Every record below needs to be written out exactly, apart from the pictures.

┌─ Source data

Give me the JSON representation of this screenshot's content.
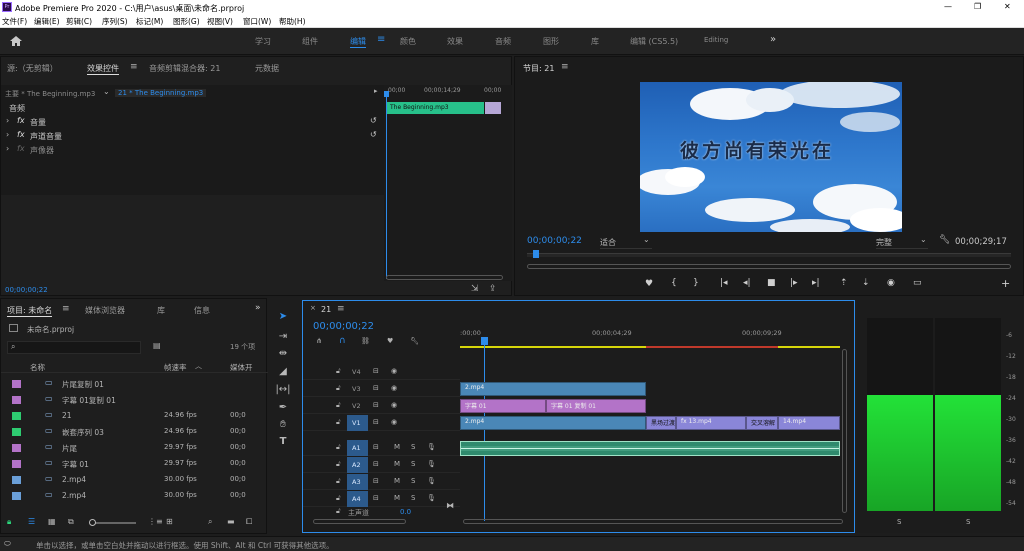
{
  "colors": {
    "accent": "#2d8ceb",
    "clip_blue": "#4a87b7",
    "clip_purple": "#b373c8",
    "clip_audio": "#2f8a6d",
    "clip_lavender": "#8a86d8",
    "meter_green": "#19c82e",
    "header_green": "#2ecc71"
  },
  "titlebar": {
    "title": "Adobe Premiere Pro 2020 - C:\\用户\\asus\\桌面\\未命名.prproj",
    "app_icon": "premiere-pro-logo"
  },
  "window_controls": {
    "minimize": "—",
    "maximize": "❐",
    "close": "✕"
  },
  "menu": [
    "文件(F)",
    "编辑(E)",
    "剪辑(C)",
    "序列(S)",
    "标记(M)",
    "图形(G)",
    "视图(V)",
    "窗口(W)",
    "帮助(H)"
  ],
  "workspaces": {
    "items": [
      "学习",
      "组件",
      "编辑",
      "颜色",
      "效果",
      "音频",
      "图形",
      "库",
      "编辑 (CS5.5)",
      "Editing"
    ],
    "active": "编辑",
    "more": "»"
  },
  "source_panel": {
    "tabs": [
      "源:（无剪辑）",
      "效果控件",
      "音频剪辑混合器: 21",
      "元数据"
    ],
    "active_tab": "效果控件",
    "sequence_path": "主要 * The Beginning.mp3",
    "clip_path": "21 * The Beginning.mp3",
    "section": "音频",
    "effects": [
      "音量",
      "声道音量",
      "声像器"
    ],
    "mini_ruler": [
      "00;00",
      "00;00;14;29",
      "00;00"
    ],
    "mini_clip": "The Beginning.mp3",
    "timecode": "00;00;00;22"
  },
  "program_monitor": {
    "title": "节目: 21",
    "overlay_text": "彼方尚有荣光在",
    "timecode": "00;00;00;22",
    "fit": "适合",
    "quality": "完整",
    "duration": "00;00;29;17"
  },
  "project_panel": {
    "tabs": [
      "项目: 未命名",
      "媒体浏览器",
      "库",
      "信息"
    ],
    "file": "未命名.prproj",
    "item_count": "19 个项",
    "columns": [
      "名称",
      "帧速率",
      "媒体开"
    ],
    "items": [
      {
        "color": "#b373c8",
        "name": "片尾复制 01",
        "fps": "",
        "start": ""
      },
      {
        "color": "#b373c8",
        "name": "字幕 01复制 01",
        "fps": "",
        "start": ""
      },
      {
        "color": "#2ecc71",
        "name": "21",
        "fps": "24.96 fps",
        "start": "00;0"
      },
      {
        "color": "#2ecc71",
        "name": "嵌套序列 03",
        "fps": "24.96 fps",
        "start": "00;0"
      },
      {
        "color": "#b373c8",
        "name": "片尾",
        "fps": "29.97 fps",
        "start": "00;0"
      },
      {
        "color": "#b373c8",
        "name": "字幕 01",
        "fps": "29.97 fps",
        "start": "00;0"
      },
      {
        "color": "#6a9fd8",
        "name": "2.mp4",
        "fps": "30.00 fps",
        "start": "00;0"
      },
      {
        "color": "#6a9fd8",
        "name": "2.mp4",
        "fps": "30.00 fps",
        "start": "00;0"
      }
    ]
  },
  "timeline": {
    "tab": "21",
    "timecode": "00;00;00;22",
    "ruler": [
      ":00;00",
      "00;00;04;29",
      "00;00;09;29"
    ],
    "video_tracks": [
      "V4",
      "V3",
      "V2",
      "V1"
    ],
    "audio_tracks": [
      "A1",
      "A2",
      "A3",
      "A4"
    ],
    "master": "主声道",
    "master_value": "0.0",
    "track_buttons": {
      "mute": "M",
      "solo": "S"
    },
    "clips": {
      "v3": [
        "2.mp4"
      ],
      "v2": [
        "字幕 01",
        "字幕 01 复制 01"
      ],
      "v1": [
        "2.mp4",
        "黑场过渡",
        "fx 13.mp4",
        "交叉溶解",
        "14.mp4"
      ],
      "a1": [
        "2.mp4"
      ]
    }
  },
  "meters": {
    "scale": [
      "-6",
      "-12",
      "-18",
      "-24",
      "-30",
      "-36",
      "-42",
      "-48",
      "-54"
    ],
    "labels": [
      "S",
      "S"
    ],
    "left_level": 0.6,
    "right_level": 0.6
  },
  "statusbar": {
    "text": "单击以选择，或单击空白处并拖动以进行框选。使用 Shift、Alt 和 Ctrl 可获得其他选项。"
  }
}
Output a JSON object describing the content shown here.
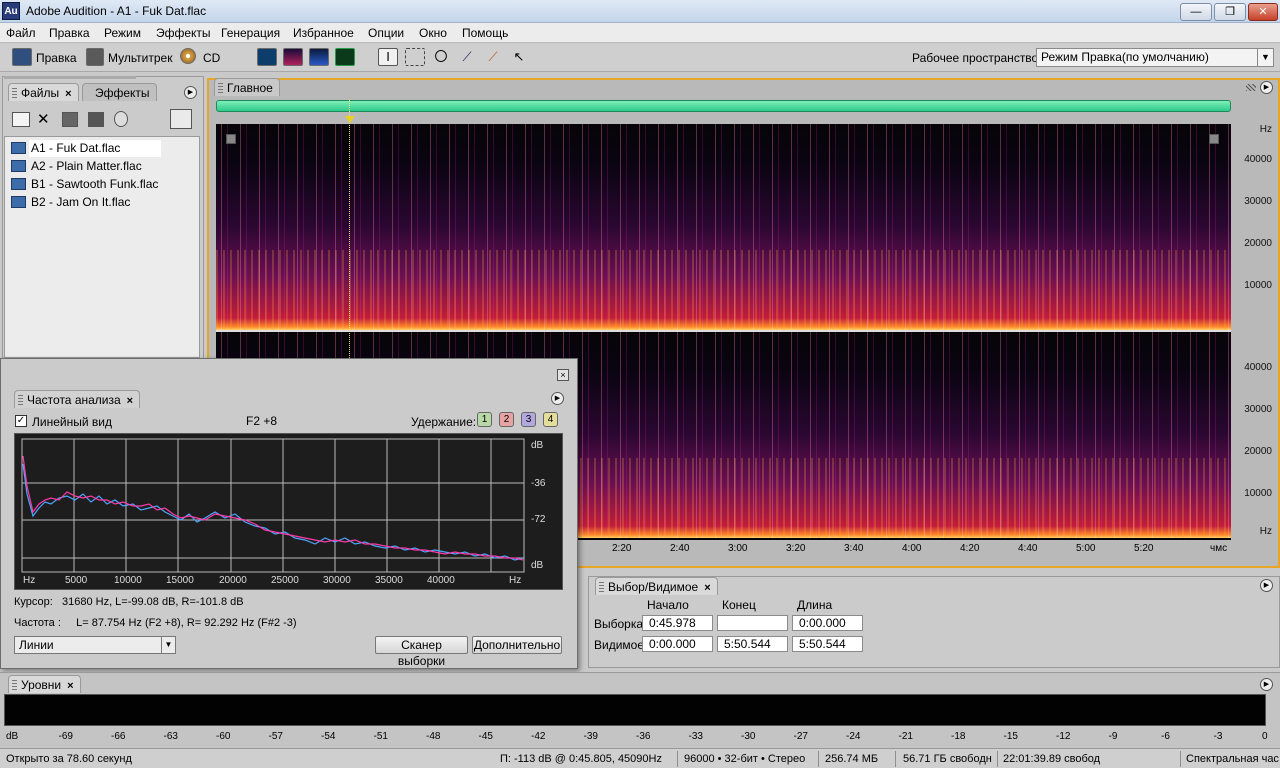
{
  "window": {
    "app_icon": "Au",
    "title": "Adobe Audition - A1 - Fuk Dat.flac",
    "min": "—",
    "max": "❐",
    "close": "✕"
  },
  "menu": [
    "Файл",
    "Правка",
    "Режим",
    "Эффекты",
    "Генерация",
    "Избранное",
    "Опции",
    "Окно",
    "Помощь"
  ],
  "toolbar": {
    "edit": "Правка",
    "multitrack": "Мультитрек",
    "cd": "CD",
    "workspace_label": "Рабочее пространство:",
    "workspace_value": "Режим Правка(по умолчанию)"
  },
  "files_panel": {
    "tabs": [
      "Файлы",
      "Эффекты"
    ],
    "files": [
      "A1 - Fuk Dat.flac",
      "A2 - Plain Matter.flac",
      "B1 - Sawtooth Funk.flac",
      "B2 - Jam On It.flac"
    ]
  },
  "editor": {
    "tab": "Главное",
    "hz_labels_top": [
      "Hz",
      "40000",
      "30000",
      "20000",
      "10000"
    ],
    "hz_labels_bottom": [
      "40000",
      "30000",
      "20000",
      "10000",
      "Hz"
    ],
    "time_labels": [
      "2:20",
      "2:40",
      "3:00",
      "3:20",
      "3:40",
      "4:00",
      "4:20",
      "4:40",
      "5:00",
      "5:20",
      "чмс"
    ],
    "colors": {
      "accent": "#e7a627",
      "overview": "#3fd894"
    }
  },
  "freq_analysis": {
    "tab": "Частота анализа",
    "linear_view": "Линейный вид",
    "linear_checked": true,
    "note": "F2 +8",
    "hold_label": "Удержание:",
    "hold_buttons": [
      "1",
      "2",
      "3",
      "4"
    ],
    "y_labels": [
      "dB",
      "-36",
      "-72",
      "dB"
    ],
    "x_labels": [
      "Hz",
      "5000",
      "10000",
      "15000",
      "20000",
      "25000",
      "30000",
      "35000",
      "40000",
      "Hz"
    ],
    "cursor": "Курсор:   31680 Hz, L=-99.08 dB, R=-101.8 dB",
    "frequency": "Частота :     L= 87.754 Hz (F2 +8), R= 92.292 Hz (F#2 -3)",
    "mode": "Линии",
    "scan_button": "Сканер выборки",
    "more_button": "Дополнительно"
  },
  "selection": {
    "tab": "Выбор/Видимое",
    "headers": [
      "Начало",
      "Конец",
      "Длина"
    ],
    "rows": [
      {
        "label": "Выборка",
        "start": "0:45.978",
        "end": "",
        "length": "0:00.000"
      },
      {
        "label": "Видимое",
        "start": "0:00.000",
        "end": "5:50.544",
        "length": "5:50.544"
      }
    ]
  },
  "levels": {
    "tab": "Уровни",
    "scale": [
      "dB",
      "-69",
      "-66",
      "-63",
      "-60",
      "-57",
      "-54",
      "-51",
      "-48",
      "-45",
      "-42",
      "-39",
      "-36",
      "-33",
      "-30",
      "-27",
      "-24",
      "-21",
      "-18",
      "-15",
      "-12",
      "-9",
      "-6",
      "-3",
      "0"
    ]
  },
  "status": {
    "opened": "Открыто за 78.60 секунд",
    "cursor": "П: -113 dB @  0:45.805, 45090Hz",
    "format": "96000 • 32-бит • Стерео",
    "size": "256.74 МБ",
    "disk": "56.71 ГБ свободн",
    "time_free": "22:01:39.89 свобод",
    "view": "Спектральная час"
  }
}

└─

__Exercise result__:
Give me the JSON representation of this screenshot's content.
{
  "colors": {
    "accent": "#2d8ceb",
    "clip_blue": "#4a87b7",
    "clip_purple": "#b373c8",
    "clip_audio": "#2f8a6d",
    "clip_lavender": "#8a86d8",
    "meter_green": "#19c82e",
    "header_green": "#2ecc71"
  },
  "titlebar": {
    "title": "Adobe Premiere Pro 2020 - C:\\用户\\asus\\桌面\\未命名.prproj",
    "app_icon": "premiere-pro-logo"
  },
  "window_controls": {
    "minimize": "—",
    "maximize": "❐",
    "close": "✕"
  },
  "menu": [
    "文件(F)",
    "编辑(E)",
    "剪辑(C)",
    "序列(S)",
    "标记(M)",
    "图形(G)",
    "视图(V)",
    "窗口(W)",
    "帮助(H)"
  ],
  "workspaces": {
    "items": [
      "学习",
      "组件",
      "编辑",
      "颜色",
      "效果",
      "音频",
      "图形",
      "库",
      "编辑 (CS5.5)",
      "Editing"
    ],
    "active": "编辑",
    "more": "»"
  },
  "source_panel": {
    "tabs": [
      "源:（无剪辑）",
      "效果控件",
      "音频剪辑混合器: 21",
      "元数据"
    ],
    "active_tab": "效果控件",
    "sequence_path": "主要 * The Beginning.mp3",
    "clip_path": "21 * The Beginning.mp3",
    "section": "音频",
    "effects": [
      "音量",
      "声道音量",
      "声像器"
    ],
    "mini_ruler": [
      "00;00",
      "00;00;14;29",
      "00;00"
    ],
    "mini_clip": "The Beginning.mp3",
    "timecode": "00;00;00;22"
  },
  "program_monitor": {
    "title": "节目: 21",
    "overlay_text": "彼方尚有荣光在",
    "timecode": "00;00;00;22",
    "fit": "适合",
    "quality": "完整",
    "duration": "00;00;29;17"
  },
  "project_panel": {
    "tabs": [
      "项目: 未命名",
      "媒体浏览器",
      "库",
      "信息"
    ],
    "file": "未命名.prproj",
    "item_count": "19 个项",
    "columns": [
      "名称",
      "帧速率",
      "媒体开"
    ],
    "items": [
      {
        "color": "#b373c8",
        "name": "片尾复制 01",
        "fps": "",
        "start": ""
      },
      {
        "color": "#b373c8",
        "name": "字幕 01复制 01",
        "fps": "",
        "start": ""
      },
      {
        "color": "#2ecc71",
        "name": "21",
        "fps": "24.96 fps",
        "start": "00;0"
      },
      {
        "color": "#2ecc71",
        "name": "嵌套序列 03",
        "fps": "24.96 fps",
        "start": "00;0"
      },
      {
        "color": "#b373c8",
        "name": "片尾",
        "fps": "29.97 fps",
        "start": "00;0"
      },
      {
        "color": "#b373c8",
        "name": "字幕 01",
        "fps": "29.97 fps",
        "start": "00;0"
      },
      {
        "color": "#6a9fd8",
        "name": "2.mp4",
        "fps": "30.00 fps",
        "start": "00;0"
      },
      {
        "color": "#6a9fd8",
        "name": "2.mp4",
        "fps": "30.00 fps",
        "start": "00;0"
      }
    ]
  },
  "timeline": {
    "tab": "21",
    "timecode": "00;00;00;22",
    "ruler": [
      ":00;00",
      "00;00;04;29",
      "00;00;09;29"
    ],
    "video_tracks": [
      "V4",
      "V3",
      "V2",
      "V1"
    ],
    "audio_tracks": [
      "A1",
      "A2",
      "A3",
      "A4"
    ],
    "master": "主声道",
    "master_value": "0.0",
    "track_buttons": {
      "mute": "M",
      "solo": "S"
    },
    "clips": {
      "v3": [
        "2.mp4"
      ],
      "v2": [
        "字幕 01",
        "字幕 01 复制 01"
      ],
      "v1": [
        "2.mp4",
        "黑场过渡",
        "fx 13.mp4",
        "交叉溶解",
        "14.mp4"
      ],
      "a1": [
        "2.mp4"
      ]
    }
  },
  "meters": {
    "scale": [
      "-6",
      "-12",
      "-18",
      "-24",
      "-30",
      "-36",
      "-42",
      "-48",
      "-54"
    ],
    "labels": [
      "S",
      "S"
    ],
    "left_level": 0.6,
    "right_level": 0.6
  },
  "statusbar": {
    "text": "单击以选择，或单击空白处并拖动以进行框选。使用 Shift、Alt 和 Ctrl 可获得其他选项。"
  }
}
Output a JSON object describing the content shown here.
{
  "window": {
    "app_icon": "Au",
    "title": "Adobe Audition - A1 - Fuk Dat.flac",
    "min": "—",
    "max": "❐",
    "close": "✕"
  },
  "menu": [
    "Файл",
    "Правка",
    "Режим",
    "Эффекты",
    "Генерация",
    "Избранное",
    "Опции",
    "Окно",
    "Помощь"
  ],
  "toolbar": {
    "edit": "Правка",
    "multitrack": "Мультитрек",
    "cd": "CD",
    "workspace_label": "Рабочее пространство:",
    "workspace_value": "Режим Правка(по умолчанию)"
  },
  "files_panel": {
    "tabs": [
      "Файлы",
      "Эффекты"
    ],
    "files": [
      "A1 - Fuk Dat.flac",
      "A2 - Plain Matter.flac",
      "B1 - Sawtooth Funk.flac",
      "B2 - Jam On It.flac"
    ]
  },
  "editor": {
    "tab": "Главное",
    "hz_labels_top": [
      "Hz",
      "40000",
      "30000",
      "20000",
      "10000"
    ],
    "hz_labels_bottom": [
      "40000",
      "30000",
      "20000",
      "10000",
      "Hz"
    ],
    "time_labels": [
      "2:20",
      "2:40",
      "3:00",
      "3:20",
      "3:40",
      "4:00",
      "4:20",
      "4:40",
      "5:00",
      "5:20",
      "чмс"
    ],
    "colors": {
      "accent": "#e7a627",
      "overview": "#3fd894"
    }
  },
  "freq_analysis": {
    "tab": "Частота анализа",
    "linear_view": "Линейный вид",
    "linear_checked": true,
    "note": "F2 +8",
    "hold_label": "Удержание:",
    "hold_buttons": [
      "1",
      "2",
      "3",
      "4"
    ],
    "y_labels": [
      "dB",
      "-36",
      "-72",
      "dB"
    ],
    "x_labels": [
      "Hz",
      "5000",
      "10000",
      "15000",
      "20000",
      "25000",
      "30000",
      "35000",
      "40000",
      "Hz"
    ],
    "cursor": "Курсор:   31680 Hz, L=-99.08 dB, R=-101.8 dB",
    "frequency": "Частота :     L= 87.754 Hz (F2 +8), R= 92.292 Hz (F#2 -3)",
    "mode": "Линии",
    "scan_button": "Сканер выборки",
    "more_button": "Дополнительно"
  },
  "selection": {
    "tab": "Выбор/Видимое",
    "headers": [
      "Начало",
      "Конец",
      "Длина"
    ],
    "rows": [
      {
        "label": "Выборка",
        "start": "0:45.978",
        "end": "",
        "length": "0:00.000"
      },
      {
        "label": "Видимое",
        "start": "0:00.000",
        "end": "5:50.544",
        "length": "5:50.544"
      }
    ]
  },
  "levels": {
    "tab": "Уровни",
    "scale": [
      "dB",
      "-69",
      "-66",
      "-63",
      "-60",
      "-57",
      "-54",
      "-51",
      "-48",
      "-45",
      "-42",
      "-39",
      "-36",
      "-33",
      "-30",
      "-27",
      "-24",
      "-21",
      "-18",
      "-15",
      "-12",
      "-9",
      "-6",
      "-3",
      "0"
    ]
  },
  "status": {
    "opened": "Открыто за 78.60 секунд",
    "cursor": "П: -113 dB @  0:45.805, 45090Hz",
    "format": "96000 • 32-бит • Стерео",
    "size": "256.74 МБ",
    "disk": "56.71 ГБ свободн",
    "time_free": "22:01:39.89 свобод",
    "view": "Спектральная час"
  }
}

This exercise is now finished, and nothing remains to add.